The current issue of the journal focuses on questions of film genre. The article by Kerstin, Stephanie, and Isabel, "Queer Horror: Unearthing Sexual Difference in Les Diaboliques," argues that, through the denial of suture, the manipulation of filmic space, and a disruption of normative gender roles, Clouzot breaks classical conventions of horror, shifting audience expectations by disrupting the predictability of where, exactly, the horror will come from. The film, however, is all the more frightening for robbing the audience of the safety blanket of expectation. The authors term such an unconventional horror a kind of "queer horror," for its subversion of both sexual difference and genre. The three Reedies wrote the piece as a collaborative course assignment in English 328, Film Theory, taught by Becky Gordon, assistant professor of English and humanities, in spring 2011.

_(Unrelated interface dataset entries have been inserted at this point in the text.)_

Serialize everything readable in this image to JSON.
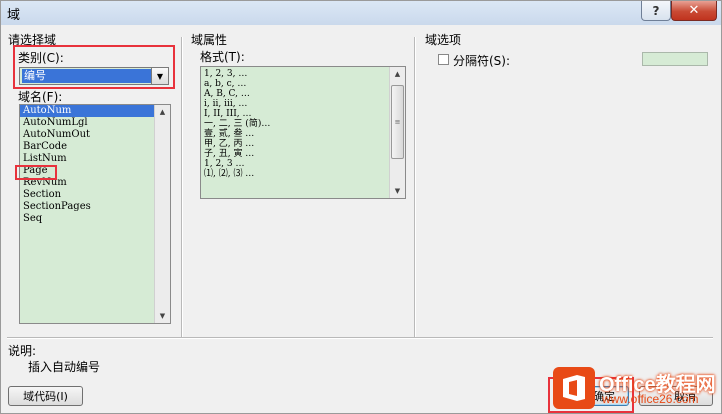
{
  "window": {
    "title": "域",
    "help_label": "?",
    "close_label": "✕"
  },
  "left_panel": {
    "section_title": "请选择域",
    "category_label": "类别(C):",
    "category_value": "编号",
    "field_names_label": "域名(F):",
    "field_names": [
      "AutoNum",
      "AutoNumLgl",
      "AutoNumOut",
      "BarCode",
      "ListNum",
      "Page",
      "RevNum",
      "Section",
      "SectionPages",
      "Seq"
    ],
    "selected_field_name": "AutoNum"
  },
  "middle_panel": {
    "section_title": "域属性",
    "format_label": "格式(T):",
    "formats": [
      "1, 2, 3, …",
      "a, b, c, …",
      "A, B, C, …",
      "i, ii, iii, …",
      "I, II, III, …",
      "一, 二, 三 (简)…",
      "壹, 贰, 叁 …",
      "甲, 乙, 丙 …",
      "子, 丑, 寅 …",
      "1, 2, 3 …",
      "⑴, ⑵, ⑶ …"
    ]
  },
  "right_panel": {
    "section_title": "域选项",
    "separator_label": "分隔符(S):"
  },
  "description": {
    "label": "说明:",
    "text": "插入自动编号"
  },
  "buttons": {
    "field_codes": "域代码(I)",
    "ok": "确定",
    "cancel": "取消"
  },
  "watermark": {
    "title": "Office教程网",
    "url": "www.office26.com"
  },
  "colors": {
    "field_background": "#d6ebd5",
    "selection": "#3a74d8",
    "highlight_box": "#e8323c",
    "watermark": "#e84a16"
  }
}
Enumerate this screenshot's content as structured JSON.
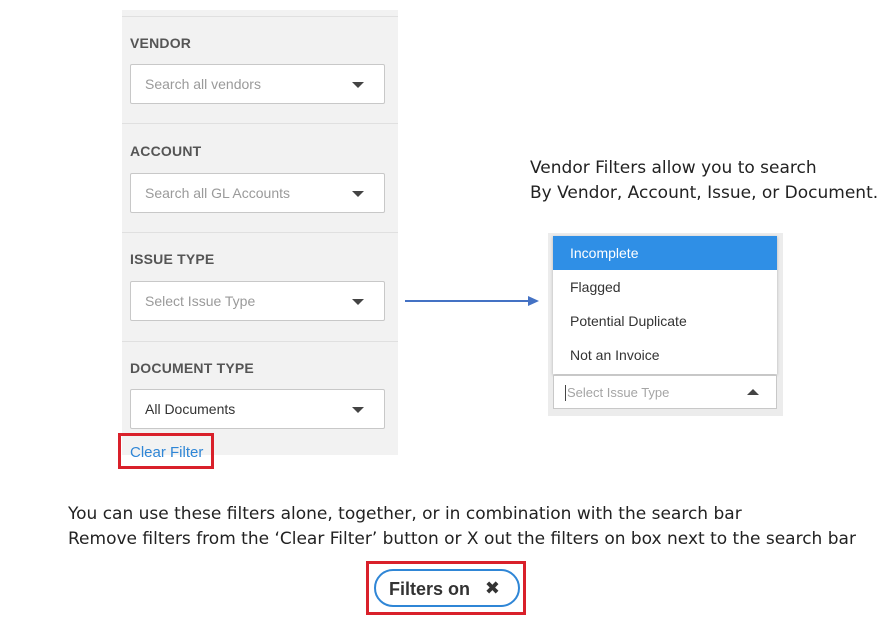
{
  "filter_panel": {
    "vendor": {
      "label": "VENDOR",
      "placeholder": "Search all vendors"
    },
    "account": {
      "label": "ACCOUNT",
      "placeholder": "Search all GL Accounts"
    },
    "issue_type": {
      "label": "ISSUE TYPE",
      "placeholder": "Select Issue Type"
    },
    "document_type": {
      "label": "DOCUMENT TYPE",
      "value": "All Documents"
    },
    "clear_filter": "Clear Filter"
  },
  "description": {
    "line1": "Vendor Filters allow you to search",
    "line2": "By Vendor, Account, Issue, or Document."
  },
  "issue_dropdown": {
    "options": [
      "Incomplete",
      "Flagged",
      "Potential Duplicate",
      "Not an Invoice"
    ],
    "selected": "Incomplete",
    "placeholder": "Select Issue Type"
  },
  "instructions": {
    "line1": "You can use these filters alone, together, or in combination with the search bar",
    "line2": "Remove filters from the ‘Clear Filter’ button or X out the filters on box next to the search bar"
  },
  "filters_chip": {
    "label": "Filters on",
    "close_glyph": "✖"
  },
  "colors": {
    "accent": "#2f86d6",
    "highlight": "#d9202a",
    "active_item": "#2f8fe6",
    "arrow": "#4472c4"
  }
}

Published four times a year by Intellect Press and housed in the film studies department at the University of North Carolina, Wilmington, Film Matters celebrates the work of undergraduate film scholars. With an undergraduate audience in mind, Film Matters includes occasional service-oriented pieces, such as profiles of film studies departments, articles that engage the undergraduate film studies community and prepare students for graduate study in the field, and resources and opportunities that undergraduate scholars can pursue. In an effort to give undergraduate scholars real-world, applied learning experiences, all Film Matters feature submissions undergo a peer review process. The current issue (2.4) of Film Matters was guest-edited by a panel of Grinnell College film studies students, led by Teresa Geller, assistant professor of film theory and history. Liza Palmer, the standing editor of Film Matters, has invited Becky and her students to guest edit a future issue.